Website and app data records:
+++++

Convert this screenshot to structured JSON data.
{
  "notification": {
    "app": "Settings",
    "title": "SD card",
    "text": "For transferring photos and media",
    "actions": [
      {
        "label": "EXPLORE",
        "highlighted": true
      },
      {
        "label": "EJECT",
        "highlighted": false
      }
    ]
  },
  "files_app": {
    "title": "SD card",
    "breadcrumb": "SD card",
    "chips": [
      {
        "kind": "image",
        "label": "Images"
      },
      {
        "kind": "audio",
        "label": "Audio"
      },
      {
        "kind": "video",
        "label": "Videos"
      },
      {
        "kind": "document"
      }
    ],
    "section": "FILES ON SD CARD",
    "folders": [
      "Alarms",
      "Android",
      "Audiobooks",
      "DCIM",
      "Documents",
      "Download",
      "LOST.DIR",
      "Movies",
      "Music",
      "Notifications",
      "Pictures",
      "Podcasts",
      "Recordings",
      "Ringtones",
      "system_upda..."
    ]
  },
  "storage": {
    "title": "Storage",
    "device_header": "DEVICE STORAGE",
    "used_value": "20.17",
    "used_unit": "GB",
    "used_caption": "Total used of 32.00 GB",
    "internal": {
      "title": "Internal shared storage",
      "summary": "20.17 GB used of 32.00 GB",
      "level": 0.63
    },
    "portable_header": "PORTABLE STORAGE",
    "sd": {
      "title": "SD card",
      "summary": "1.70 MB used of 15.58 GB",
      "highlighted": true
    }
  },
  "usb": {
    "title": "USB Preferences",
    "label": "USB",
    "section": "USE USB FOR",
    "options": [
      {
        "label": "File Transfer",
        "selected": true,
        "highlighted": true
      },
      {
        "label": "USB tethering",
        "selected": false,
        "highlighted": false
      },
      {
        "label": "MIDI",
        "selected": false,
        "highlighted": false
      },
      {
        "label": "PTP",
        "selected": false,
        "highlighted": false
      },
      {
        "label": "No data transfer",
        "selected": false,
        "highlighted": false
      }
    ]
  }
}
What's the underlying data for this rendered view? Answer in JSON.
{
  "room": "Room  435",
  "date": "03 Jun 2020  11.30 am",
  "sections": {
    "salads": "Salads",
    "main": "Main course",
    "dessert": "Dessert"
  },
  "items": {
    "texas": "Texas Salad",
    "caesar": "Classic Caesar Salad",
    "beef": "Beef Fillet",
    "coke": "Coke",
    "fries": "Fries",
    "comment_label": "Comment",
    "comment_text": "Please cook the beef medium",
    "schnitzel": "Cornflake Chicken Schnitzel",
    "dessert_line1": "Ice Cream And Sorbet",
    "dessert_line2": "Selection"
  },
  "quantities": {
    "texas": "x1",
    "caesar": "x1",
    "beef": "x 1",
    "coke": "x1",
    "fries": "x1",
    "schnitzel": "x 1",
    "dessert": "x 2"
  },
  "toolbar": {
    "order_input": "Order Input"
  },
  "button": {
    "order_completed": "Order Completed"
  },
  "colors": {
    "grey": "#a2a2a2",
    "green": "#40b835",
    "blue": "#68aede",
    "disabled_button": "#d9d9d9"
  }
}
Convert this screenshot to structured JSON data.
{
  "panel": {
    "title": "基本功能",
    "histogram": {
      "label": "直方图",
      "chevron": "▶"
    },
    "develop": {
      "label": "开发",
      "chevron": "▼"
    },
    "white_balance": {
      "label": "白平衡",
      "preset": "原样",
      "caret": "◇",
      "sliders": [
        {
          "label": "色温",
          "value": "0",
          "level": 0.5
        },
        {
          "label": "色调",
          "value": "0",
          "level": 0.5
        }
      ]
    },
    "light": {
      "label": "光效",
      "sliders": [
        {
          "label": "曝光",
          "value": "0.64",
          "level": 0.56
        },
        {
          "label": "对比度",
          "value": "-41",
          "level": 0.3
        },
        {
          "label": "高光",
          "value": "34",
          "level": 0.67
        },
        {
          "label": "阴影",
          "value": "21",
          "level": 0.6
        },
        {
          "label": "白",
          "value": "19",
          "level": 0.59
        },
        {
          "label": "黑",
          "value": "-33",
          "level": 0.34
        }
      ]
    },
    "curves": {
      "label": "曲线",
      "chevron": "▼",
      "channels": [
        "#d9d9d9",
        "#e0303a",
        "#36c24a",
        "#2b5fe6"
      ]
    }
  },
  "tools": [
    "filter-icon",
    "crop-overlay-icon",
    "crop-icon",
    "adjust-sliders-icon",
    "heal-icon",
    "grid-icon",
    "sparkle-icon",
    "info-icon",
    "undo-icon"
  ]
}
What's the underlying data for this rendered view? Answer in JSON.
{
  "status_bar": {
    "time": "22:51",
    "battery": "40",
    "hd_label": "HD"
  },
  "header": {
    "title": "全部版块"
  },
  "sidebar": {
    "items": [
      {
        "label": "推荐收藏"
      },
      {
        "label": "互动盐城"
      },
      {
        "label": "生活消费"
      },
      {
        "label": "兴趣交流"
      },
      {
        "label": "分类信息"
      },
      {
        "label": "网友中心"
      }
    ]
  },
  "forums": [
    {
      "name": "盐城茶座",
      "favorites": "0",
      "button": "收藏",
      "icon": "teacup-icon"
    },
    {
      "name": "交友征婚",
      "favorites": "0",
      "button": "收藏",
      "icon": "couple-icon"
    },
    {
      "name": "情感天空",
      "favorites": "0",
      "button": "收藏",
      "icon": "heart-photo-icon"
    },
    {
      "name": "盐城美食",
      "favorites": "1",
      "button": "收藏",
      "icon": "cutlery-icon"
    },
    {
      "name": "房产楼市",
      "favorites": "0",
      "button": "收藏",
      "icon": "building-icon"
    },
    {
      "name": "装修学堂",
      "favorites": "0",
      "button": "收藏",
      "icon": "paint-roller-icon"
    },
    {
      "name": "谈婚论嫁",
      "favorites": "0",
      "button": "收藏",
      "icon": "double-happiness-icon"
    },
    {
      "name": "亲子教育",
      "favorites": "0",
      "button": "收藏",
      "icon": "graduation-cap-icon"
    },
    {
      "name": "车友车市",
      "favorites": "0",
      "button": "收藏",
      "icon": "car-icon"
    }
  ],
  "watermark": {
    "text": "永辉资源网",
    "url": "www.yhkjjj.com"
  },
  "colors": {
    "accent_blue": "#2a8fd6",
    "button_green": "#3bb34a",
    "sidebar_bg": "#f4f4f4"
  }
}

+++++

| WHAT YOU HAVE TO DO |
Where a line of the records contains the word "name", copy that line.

| RESPONSE |
      "name": "盐城茶座",
      "name": "交友征婚",
      "name": "情感天空",
      "name": "盐城美食",
      "name": "房产楼市",
      "name": "装修学堂",
      "name": "谈婚论嫁",
      "name": "亲子教育",
      "name": "车友车市",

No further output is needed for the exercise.